** The data follows **

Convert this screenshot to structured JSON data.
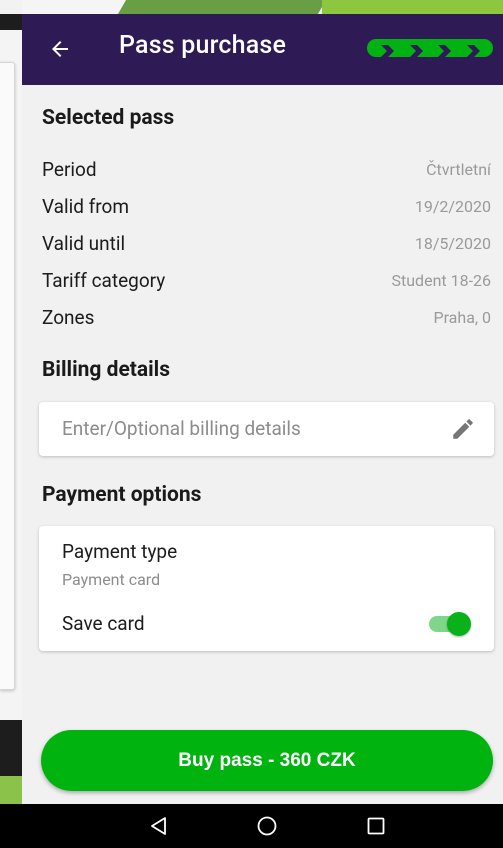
{
  "app_bar": {
    "title": "Pass purchase",
    "back_icon": "arrow-back-icon",
    "progress_steps": 5,
    "progress_completed": 5,
    "accent_color": "#00b312",
    "background_color": "#2e1b55"
  },
  "selected_pass": {
    "heading": "Selected pass",
    "rows": [
      {
        "label": "Period",
        "value": "Čtvrtletní"
      },
      {
        "label": "Valid from",
        "value": "19/2/2020"
      },
      {
        "label": "Valid until",
        "value": "18/5/2020"
      },
      {
        "label": "Tariff category",
        "value": "Student 18-26"
      },
      {
        "label": "Zones",
        "value": "Praha, 0"
      }
    ]
  },
  "billing": {
    "heading": "Billing details",
    "placeholder": "Enter/Optional billing details",
    "edit_icon": "pencil-icon"
  },
  "payment": {
    "heading": "Payment options",
    "type_label": "Payment type",
    "type_value": "Payment card",
    "save_card_label": "Save card",
    "save_card_enabled": true
  },
  "buy_button": {
    "label": "Buy pass - 360 CZK",
    "color": "#00b30f"
  },
  "system_nav": {
    "back_icon": "triangle-back-icon",
    "home_icon": "circle-home-icon",
    "recents_icon": "square-recents-icon"
  }
}
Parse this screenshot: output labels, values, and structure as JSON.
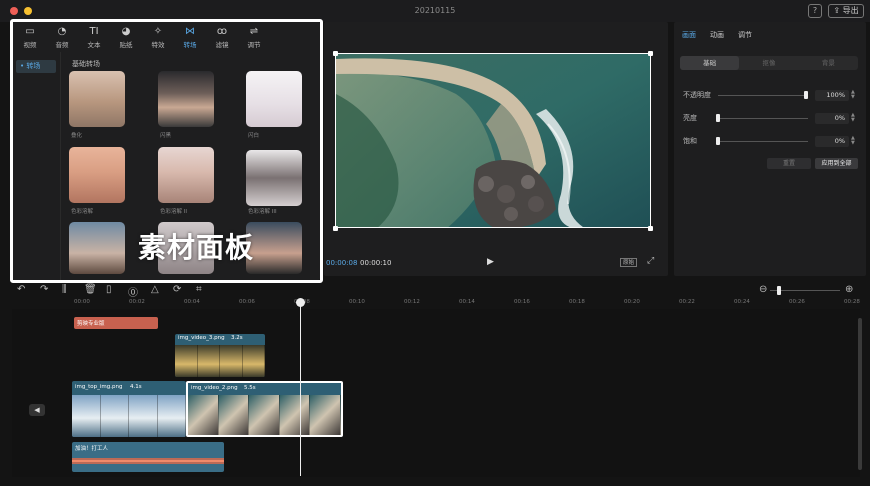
{
  "window": {
    "title": "20210115",
    "help_label": "?",
    "export_label": "导出"
  },
  "media_panel": {
    "tabs": [
      {
        "icon": "video-icon",
        "glyph": "▭",
        "label": "视频"
      },
      {
        "icon": "audio-icon",
        "glyph": "◔",
        "label": "音频"
      },
      {
        "icon": "text-icon",
        "glyph": "TI",
        "label": "文本"
      },
      {
        "icon": "sticker-icon",
        "glyph": "◕",
        "label": "贴纸"
      },
      {
        "icon": "effects-icon",
        "glyph": "✧",
        "label": "特效"
      },
      {
        "icon": "transition-icon",
        "glyph": "⋈",
        "label": "转场"
      },
      {
        "icon": "filter-icon",
        "glyph": "ꝏ",
        "label": "滤镜"
      },
      {
        "icon": "adjust-icon",
        "glyph": "⇌",
        "label": "调节"
      }
    ],
    "active_tab": 5,
    "sidebar_item": "• 转场",
    "section_title": "基础转场",
    "thumbnails": [
      {
        "label": "叠化"
      },
      {
        "label": "闪黑"
      },
      {
        "label": "闪白"
      },
      {
        "label": "色彩溶解"
      },
      {
        "label": "色彩溶解 II"
      },
      {
        "label": "色彩溶解 III"
      }
    ],
    "overlay_label": "素材面板"
  },
  "preview": {
    "current_time": "00:00:08",
    "total_time": "00:00:10",
    "play_glyph": "▶",
    "ratio_label": "原始",
    "fullscreen_glyph": "⤢"
  },
  "properties": {
    "tabs": [
      "画面",
      "动画",
      "调节"
    ],
    "active_tab": 0,
    "sub_tabs": [
      "基础",
      "抠像",
      "背景"
    ],
    "active_sub_tab": 0,
    "rows": [
      {
        "label": "不透明度",
        "value": "100%",
        "level": 1.0
      },
      {
        "label": "亮度",
        "value": "0%",
        "level": 0.0
      },
      {
        "label": "饱和",
        "value": "0%",
        "level": 0.0
      }
    ],
    "reset_label": "重置",
    "apply_all_label": "应用到全部"
  },
  "timeline": {
    "toolbar_glyphs": [
      "↶",
      "↷",
      "⫼",
      "🗑",
      "▯",
      "⓪",
      "△",
      "⟳",
      "⌗"
    ],
    "zoom_out_glyph": "⊖",
    "zoom_in_glyph": "⊕",
    "zoom_level": 0.1,
    "ruler": [
      "00:00",
      "00:02",
      "00:04",
      "00:06",
      "00:08",
      "00:10",
      "00:12",
      "00:14",
      "00:16",
      "00:18",
      "00:20",
      "00:22",
      "00:24",
      "00:26",
      "00:28"
    ],
    "clips": {
      "text_clip": {
        "label": "剪映专业版"
      },
      "overlay_clip": {
        "name": "img_video_3.png",
        "duration": "3.2s"
      },
      "main_clip_1": {
        "name": "img_top_img.png",
        "duration": "4.1s"
      },
      "main_clip_2": {
        "name": "img_video_2.png",
        "duration": "5.5s"
      },
      "audio_clip": {
        "label": "加油！打工人"
      }
    },
    "track_icon_glyph": "◀"
  },
  "colors": {
    "accent": "#5aa9e6",
    "text_clip": "#c8614f",
    "video_clip": "#2e5f74",
    "audio_clip": "#3a6d86"
  }
}
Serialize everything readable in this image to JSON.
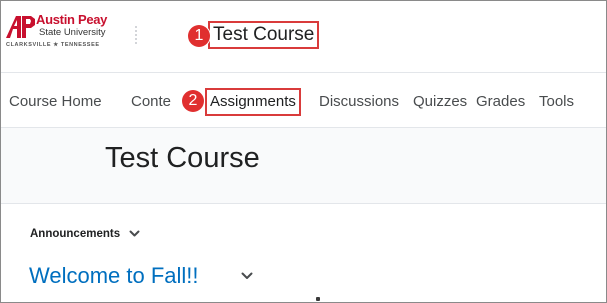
{
  "logo": {
    "line1": "Austin Peay",
    "line2": "State University",
    "line3": "CLARKSVILLE ★ TENNESSEE"
  },
  "header": {
    "course_title": "Test Course"
  },
  "callouts": {
    "one": "1",
    "two": "2"
  },
  "navbar": {
    "items": [
      {
        "label": "Course Home"
      },
      {
        "label": "Conte"
      },
      {
        "label": "Assignments"
      },
      {
        "label": "Discussions"
      },
      {
        "label": "Quizzes"
      },
      {
        "label": "Grades"
      },
      {
        "label": "Tools"
      }
    ]
  },
  "page": {
    "title": "Test Course"
  },
  "widget": {
    "header": "Announcements",
    "announcement_title": "Welcome to Fall!!"
  },
  "colors": {
    "highlight": "#d93b3b",
    "link": "#006fbf",
    "brand": "#c8102e"
  }
}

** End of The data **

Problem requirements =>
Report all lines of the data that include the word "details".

Solution below =>
    "heading": "Billing details",
    "placeholder": "Enter/Optional billing details",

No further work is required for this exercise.